Fearing the worst in viral times
If there is one recurring theme with seniors when discussing the polio era, it is their memory of being banned from pools during hot summer months.
“I remember being so fearful of polio, and specifically about not going anywhere near a pool,” says Myrna Grayson, 89, a retired lawyer who lives in San Diego. She grew up in Cleveland and moved to Los Angeles in 1948 as polio fears mushroomed.
“When I was 18, I had a job at a hospital in admitting and then I worked for a doctor, but even though I don’t remember any polio cases, it was something always in the back of your mind,” she says. “Later, I worked for an aerospace company sorting those punch cards early computers used. I got a stiff neck one day and was petrified I had polio.”
Today, Grayson mostly stays indoors, incredulous at the empty mall parking lots she can see from the window of her assisted living facility. She goes out only occasionally to see her longtime steady, but otherwise orders food from the facility’s kitchen since dining areas are closed to residents.
“People who work here call us daily to check in,” she says.
In the summer of 1946, Keith Hull turned 8. He was the only child of two doting parents, so when concerns grew in the small town of Rock Springs, Wyoming, about the polio epidemic, his mother immediately pulled him out of school and away from his friends.
“All I remember is my mother telling me what she didn’t want, which was me playing with friends or going to the pool, so it was me playing cowboys and Indians by myself,” says Hull, 82, a retired English professor now living in Tallahassee, Florida. “That summer, a young boy of 5 named Russell was taken away by an ambulance. A few months later, he came home with braces. That hit us all.”
Hull says that at first he wasn’t too concerned with coronavirus, partly because, “I’d had people die young on me, including my mother and uncle, so I know that just happens.” But he says he’s more vigilant now about where he goes and who he encounters.
When will coronavirus end? What wartime and human kindness can tell us about what happens next
Don Bennett, 85, grew up in the small town of Holdenville, Oklahoma. While there were no polio cases in town to his recollection, “I do remember a great deal of consternation about it,” he says. “Going to the pool was verboten, so swimming was out, isolation was in. The fear of paralysis, or the iron lung, those concerns of parents filtered down to us kids.”
Bennett, who is a jazz bass player now living in Sausalito, California, says all his gigs have been canceled since eateries are shuttered. He worries about how businesses will survive, but otherwise feels he is safe with his family and his friends and his music.
With plenty of time to sit around and think, he says today’s coronavirus situation — which now has his and many other Bay Area counties on lockdown — has jogged memories of his polio-filled youth.
“All this wondering about what to avoid is so familiar,” he says. “I guess maybe in some ways we’re waiting for the equivalent of Salk’s vaccine. That hit us all like an atomic explosion. Science won.”
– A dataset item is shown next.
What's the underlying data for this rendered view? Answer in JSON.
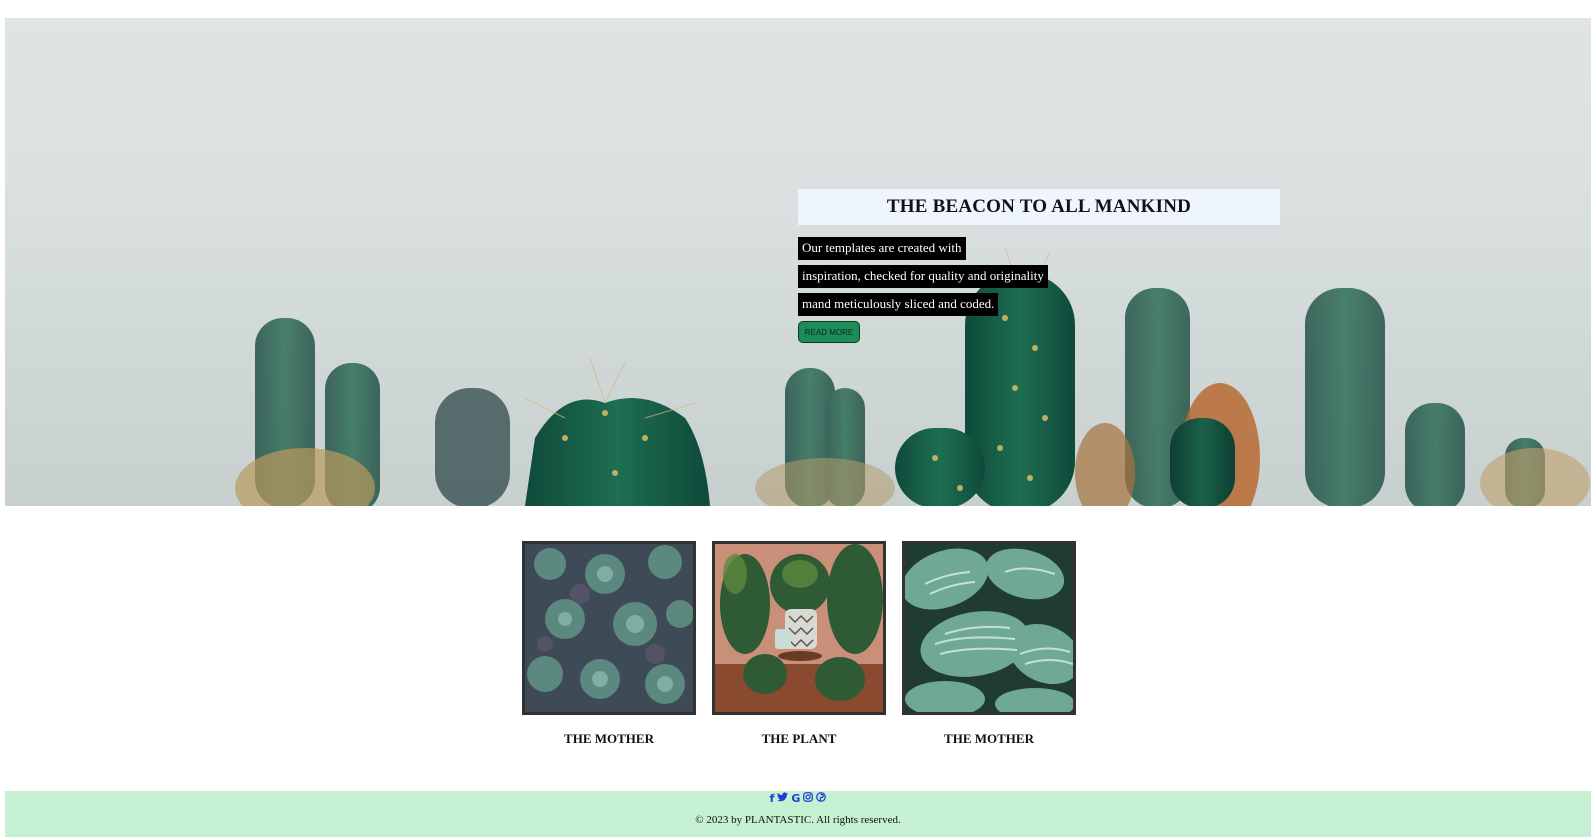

Science indeed beat polio in 1955. The victor was Salk, then 39, who had undertaken the challenge to find a cure some seven years earlier while at the University of Pittsburgh School of Medicine, an effort sponsored by what became known as the March of Dimes.
In a White House ceremony where Salk received the Congressional Gold Medal, an emotional President Dwight D. Eisenhower said simply, “I have no words to thank you.”
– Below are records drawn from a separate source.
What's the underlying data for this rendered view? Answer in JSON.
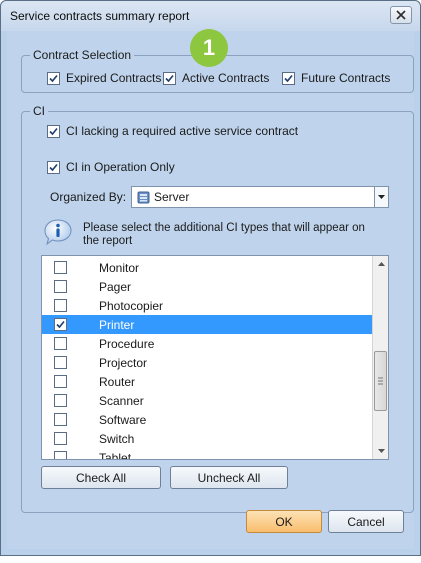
{
  "window": {
    "title": "Service contracts summary report"
  },
  "badge": "1",
  "contract_selection": {
    "label": "Contract Selection",
    "options": [
      {
        "label": "Expired Contracts",
        "checked": true
      },
      {
        "label": "Active Contracts",
        "checked": true
      },
      {
        "label": "Future Contracts",
        "checked": true
      }
    ]
  },
  "ci": {
    "label": "CI",
    "lacking_label": "CI lacking a required active service contract",
    "lacking_checked": true,
    "operation_label": "CI in Operation Only",
    "operation_checked": true,
    "organized_by_label": "Organized By:",
    "organized_by_value": "Server",
    "info_text": "Please select the additional CI types that will appear on the report",
    "types": [
      {
        "label": "Monitor",
        "checked": false,
        "selected": false
      },
      {
        "label": "Pager",
        "checked": false,
        "selected": false
      },
      {
        "label": "Photocopier",
        "checked": false,
        "selected": false
      },
      {
        "label": "Printer",
        "checked": true,
        "selected": true
      },
      {
        "label": "Procedure",
        "checked": false,
        "selected": false
      },
      {
        "label": "Projector",
        "checked": false,
        "selected": false
      },
      {
        "label": "Router",
        "checked": false,
        "selected": false
      },
      {
        "label": "Scanner",
        "checked": false,
        "selected": false
      },
      {
        "label": "Software",
        "checked": false,
        "selected": false
      },
      {
        "label": "Switch",
        "checked": false,
        "selected": false
      },
      {
        "label": "Tablet",
        "checked": false,
        "selected": false
      }
    ],
    "check_all_label": "Check All",
    "uncheck_all_label": "Uncheck All"
  },
  "footer": {
    "ok_label": "OK",
    "cancel_label": "Cancel"
  },
  "colors": {
    "selection": "#3399ff",
    "ok_button": "#f9be6e",
    "badge": "#8dc63f"
  }
}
That same triumphant moment may well come for the scientists who find a vaccine for COVID-19, giving people across generations and the world a reprieve from this global pandemic.
But, cautions historian and polio-era survivor Oshinsky, the time to celebrate won’t last long.
“The problem is that nature is always one step ahead of us,” he says. “The next virus is lurking in a bat cave or a pig farm somewhere out there. There will always be that next one, and this time we’ll have to be more prepared.”
Follow USA TODAY national correspondent Marco della Cava: @marcodellacava
This article originally appeared on USA TODAY: Coronavirus quarantine haunts those who lived during US polio epidemic